The U.S. government’s deadline to raise the $31.4 trillion debt ceiling could come sooner than expected, raising the prospect of a near-term debt limit extension, analysts said Tuesday.

Goldman Sachs analysts said weak tax collections so far in April indicate an increased likelihood that the so-called “X date,” when the government can no longer pay all its bills, will be reached in the first half of June. Citi analysts said they expected a near-term deal in June or July.

The Treasury Department has warned that the federal government could reach the point where it is no longer able to meet its financial obligations as early as June 5, while the nonpartisan Congressional Budget Office has predicted that point would come sometime between July and September.

Meanwhile, U.S. House Speaker Kevin McCarthy on Monday outlined the spending cuts his fellow Republicans would demand in exchange for voting to raise the debt limit.

The limit was back in the spotlight on Tuesday, the so-called Tax Day when individual income tax returns are due, meaning the Treasury will soon know how much it will raise.

“As the debt ceiling date becomes more focused on additional tax collection data, we expect to see a higher valuation of debt ceiling risks in financial markets,” Goldman Sachs analysts said in a note.

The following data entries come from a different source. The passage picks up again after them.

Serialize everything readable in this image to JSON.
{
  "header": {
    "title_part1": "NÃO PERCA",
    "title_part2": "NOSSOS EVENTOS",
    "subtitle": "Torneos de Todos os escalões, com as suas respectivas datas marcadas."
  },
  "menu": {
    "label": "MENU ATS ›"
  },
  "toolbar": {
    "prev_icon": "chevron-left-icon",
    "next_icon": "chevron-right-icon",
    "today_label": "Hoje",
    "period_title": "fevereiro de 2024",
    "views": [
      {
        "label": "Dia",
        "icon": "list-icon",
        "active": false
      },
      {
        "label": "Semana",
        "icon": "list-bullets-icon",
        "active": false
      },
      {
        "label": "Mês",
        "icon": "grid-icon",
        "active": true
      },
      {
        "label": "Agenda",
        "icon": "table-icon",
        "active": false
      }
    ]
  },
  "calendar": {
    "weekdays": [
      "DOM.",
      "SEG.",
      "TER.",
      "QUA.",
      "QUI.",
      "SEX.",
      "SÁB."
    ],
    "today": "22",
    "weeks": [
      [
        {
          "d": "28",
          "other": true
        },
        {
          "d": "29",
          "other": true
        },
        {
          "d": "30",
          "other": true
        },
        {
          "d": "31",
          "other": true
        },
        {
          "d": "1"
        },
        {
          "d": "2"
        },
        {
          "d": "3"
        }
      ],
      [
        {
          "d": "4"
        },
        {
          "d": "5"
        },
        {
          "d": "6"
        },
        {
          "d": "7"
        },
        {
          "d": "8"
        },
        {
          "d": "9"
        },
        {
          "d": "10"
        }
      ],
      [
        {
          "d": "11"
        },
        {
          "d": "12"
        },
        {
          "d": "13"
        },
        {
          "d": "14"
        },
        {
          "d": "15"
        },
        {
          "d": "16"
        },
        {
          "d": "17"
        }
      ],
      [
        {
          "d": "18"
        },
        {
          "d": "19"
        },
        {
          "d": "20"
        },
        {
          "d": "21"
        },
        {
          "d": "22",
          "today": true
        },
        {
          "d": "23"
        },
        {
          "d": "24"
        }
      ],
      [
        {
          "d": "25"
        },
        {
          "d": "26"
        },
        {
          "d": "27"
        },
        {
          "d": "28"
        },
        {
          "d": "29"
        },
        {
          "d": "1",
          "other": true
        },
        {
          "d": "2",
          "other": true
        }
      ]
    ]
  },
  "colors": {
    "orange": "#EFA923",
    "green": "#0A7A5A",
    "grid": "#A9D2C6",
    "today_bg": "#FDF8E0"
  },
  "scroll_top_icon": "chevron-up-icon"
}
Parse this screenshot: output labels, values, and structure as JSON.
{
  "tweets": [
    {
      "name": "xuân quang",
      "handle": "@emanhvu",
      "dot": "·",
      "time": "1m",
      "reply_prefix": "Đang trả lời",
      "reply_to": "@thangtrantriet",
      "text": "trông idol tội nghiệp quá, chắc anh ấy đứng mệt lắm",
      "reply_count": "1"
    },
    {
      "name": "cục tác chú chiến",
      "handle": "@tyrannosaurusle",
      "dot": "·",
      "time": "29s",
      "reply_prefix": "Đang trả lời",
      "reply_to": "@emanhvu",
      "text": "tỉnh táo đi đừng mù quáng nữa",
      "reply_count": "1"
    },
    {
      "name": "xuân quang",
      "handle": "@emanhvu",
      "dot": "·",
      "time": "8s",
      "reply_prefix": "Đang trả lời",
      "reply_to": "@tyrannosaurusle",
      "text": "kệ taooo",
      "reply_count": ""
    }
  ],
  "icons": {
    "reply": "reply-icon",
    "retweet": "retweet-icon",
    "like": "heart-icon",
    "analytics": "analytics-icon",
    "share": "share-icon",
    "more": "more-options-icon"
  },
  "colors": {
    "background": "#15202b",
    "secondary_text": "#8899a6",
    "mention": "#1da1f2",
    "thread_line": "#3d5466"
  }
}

The yield on the 2-month U.S. Treasury bill jumped Tuesday to its highest level since at least 2018 as unease over the U.S. debt ceiling and the likelihood of another interest rate hike took hold.

The cost of insuring U.S. debt against a one-year default stood at about 95 basis points on Monday, according to Refinitiv data, well above levels in 2011, when a standoff over the debt ceiling prompted the first downgrade of the U.S. government’s credit rating.

Goldman Sachs had forecast that the Treasury would exhaust its cash and borrowing capacity in early to mid-August, but said weak tax revenues in April could bring the deadline forward.

Categorized in: